Miscellaneous Mental Musings of an Emerging Artist
Last Thursday there was a police car parked in the middle of the intersection of O—- and G——–, directly in the line of sight of my living room window. It was there for five hours. It was periodically joined by another police car. Its light bar was flashing the entire time. This is at all worth mentioning because it is an unusual sight in our neighborhood to see a police car linger, to know that something has occurred that requires lengthy presence of law enforcement personnel.
I’m not trying to say that we don’t have crime in our neighborhood; a cursory search of the blotter reveals a number of thefts, a burglary, an assault, and something referred to as “deceptive practice” occurring in the area immediately around the apartment. But these incidents are few and far between, relative to many other Chicago neighborhoods, and all things considered, unsettling but not scary.
Thursday was scary. A 56 year-old woman was found stabbed to death in her apartment, in a building that I can see from my first-floor window. She was found by her husband when he came home from work; he burst out of the building, screaming and crying into the arms of a teenaged boy who happened to be skating by at the time. The police had told curious neighbors that they suspected a burglary gone wrong.
And in spite of myself I slowly immersed into the thick black oil of paranoia, double-checking windows and being more conscientious about our security system, thinking that if it is true, if this is a burglary gone wrong, then it is possible that the perpetrators spent some time casing out several apartments along this block. It is possible that our apartment was a target, it is possible that our home is still a target.
It is possible that I could come home late one night after a show and find my wife murdered.
Unable to stop the momentum of morbid thoughts and conjectures, imagining if I would howl, if I would rush to her and try to revive her with desperate denials, if I would grab the nearest kitchen knife in case the killer was still there, suddenly thinking the dog oh god the dog and then the conflict within me; why I was worried about the dog your wife your wife is dead and where is my dog and I can’t see, I can’t hear anything but sirens screaming or maybe it’s me. My brain coming apart with the wet snap of a drowning clock, and after that all is silence.

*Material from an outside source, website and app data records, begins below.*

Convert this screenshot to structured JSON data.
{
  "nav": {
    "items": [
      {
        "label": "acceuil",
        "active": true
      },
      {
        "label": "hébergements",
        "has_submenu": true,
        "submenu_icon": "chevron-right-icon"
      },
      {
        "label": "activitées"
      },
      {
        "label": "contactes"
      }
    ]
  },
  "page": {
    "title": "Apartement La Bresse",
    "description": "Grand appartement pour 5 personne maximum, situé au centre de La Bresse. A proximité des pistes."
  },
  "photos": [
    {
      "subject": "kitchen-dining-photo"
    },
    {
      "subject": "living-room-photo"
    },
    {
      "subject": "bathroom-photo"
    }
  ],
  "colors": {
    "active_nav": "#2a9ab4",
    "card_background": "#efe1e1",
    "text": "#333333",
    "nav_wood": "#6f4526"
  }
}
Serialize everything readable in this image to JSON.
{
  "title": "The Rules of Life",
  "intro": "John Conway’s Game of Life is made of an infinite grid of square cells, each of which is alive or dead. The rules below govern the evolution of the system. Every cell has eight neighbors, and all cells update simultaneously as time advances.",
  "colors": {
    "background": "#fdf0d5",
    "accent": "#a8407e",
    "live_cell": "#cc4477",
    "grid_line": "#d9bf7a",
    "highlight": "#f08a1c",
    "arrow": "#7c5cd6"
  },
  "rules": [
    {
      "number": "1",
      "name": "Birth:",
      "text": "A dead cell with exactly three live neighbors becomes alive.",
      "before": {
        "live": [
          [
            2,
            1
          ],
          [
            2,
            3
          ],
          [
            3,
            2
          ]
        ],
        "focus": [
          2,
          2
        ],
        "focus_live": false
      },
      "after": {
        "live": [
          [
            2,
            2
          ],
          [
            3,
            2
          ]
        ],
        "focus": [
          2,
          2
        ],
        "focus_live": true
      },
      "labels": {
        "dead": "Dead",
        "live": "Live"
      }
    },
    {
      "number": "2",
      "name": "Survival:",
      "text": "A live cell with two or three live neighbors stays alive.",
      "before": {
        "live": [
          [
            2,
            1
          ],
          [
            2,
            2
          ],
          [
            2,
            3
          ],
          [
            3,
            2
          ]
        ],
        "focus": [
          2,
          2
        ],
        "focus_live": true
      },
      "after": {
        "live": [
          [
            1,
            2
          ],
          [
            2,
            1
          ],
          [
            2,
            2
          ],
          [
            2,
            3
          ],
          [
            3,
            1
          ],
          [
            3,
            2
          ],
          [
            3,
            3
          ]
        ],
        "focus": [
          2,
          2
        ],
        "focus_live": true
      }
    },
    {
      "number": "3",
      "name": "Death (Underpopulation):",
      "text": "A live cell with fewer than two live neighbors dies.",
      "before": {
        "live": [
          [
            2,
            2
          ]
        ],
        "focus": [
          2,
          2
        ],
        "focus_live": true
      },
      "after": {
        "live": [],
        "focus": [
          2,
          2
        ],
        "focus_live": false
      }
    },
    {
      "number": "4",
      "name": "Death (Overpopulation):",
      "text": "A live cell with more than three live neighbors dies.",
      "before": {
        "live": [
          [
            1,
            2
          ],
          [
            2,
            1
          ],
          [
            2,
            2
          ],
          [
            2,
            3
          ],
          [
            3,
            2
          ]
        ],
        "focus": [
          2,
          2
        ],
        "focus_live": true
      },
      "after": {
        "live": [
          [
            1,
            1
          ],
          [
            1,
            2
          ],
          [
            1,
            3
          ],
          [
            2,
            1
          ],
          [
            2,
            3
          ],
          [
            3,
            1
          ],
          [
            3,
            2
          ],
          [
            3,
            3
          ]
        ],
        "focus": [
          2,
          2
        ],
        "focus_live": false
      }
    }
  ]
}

I’m a writer; I can create these narratives faster than I do anything else in the world, and I have been creating these narratives at the rate of at least one every twenty minutes for the past three days. It exhausts me, leaves me drained and teetering over the precipice of tremulous weeping.
This is no way to walk through life, constantly scanning the horizon for the possibility of horrific tragedy. I know this but cannot seem to seal the fear away; cannot seem to battle the beast to anything more than stalemate. There is no point to being petrified by any story of crime or death; being petrified is no guarantee that the bad things will not find you, it is only a guarantee that you will be miserable until the day that happens.
But still. I can see the building from my front window. And my desire to look out the window at anything at all diminishes slowly until I am more comfortable with the curtain than the city outside of it.
Kien Tran, the victim, was apparently murdered by her own sister-in-law, who originally showed up asking for money to feed her gambling addiction. When Tran refused, this time, her sister-in-law stabbed her. After receiving $2,000 from the safe, the sister-in-law seemingly thought she had gone this far and might as well finish the deed.
She then hid the evidence, threw away the knife, took the $2,000 with her and proceeded to gamble all of it away that evening.
All of it. That evening.
$2,000, a woman’s life, a man’s heart and sanity, and the ease with which we walk the streets after dark–this was the going rate of one person’s gambling addiction.
I had been considering that the incident was simply another reminder that I live in a city, that I chose to put up with the greater risks thereof because of what I perceive as the great benefits thereof. But it was not a burglary that went wrong, it was simply a dysfunctional family that finally escalated past the point of no return.
It is not a reminder that I live in a city. It is a reminder that I live among human beings. Which is not a risk I can easily avoid, nor would I want to.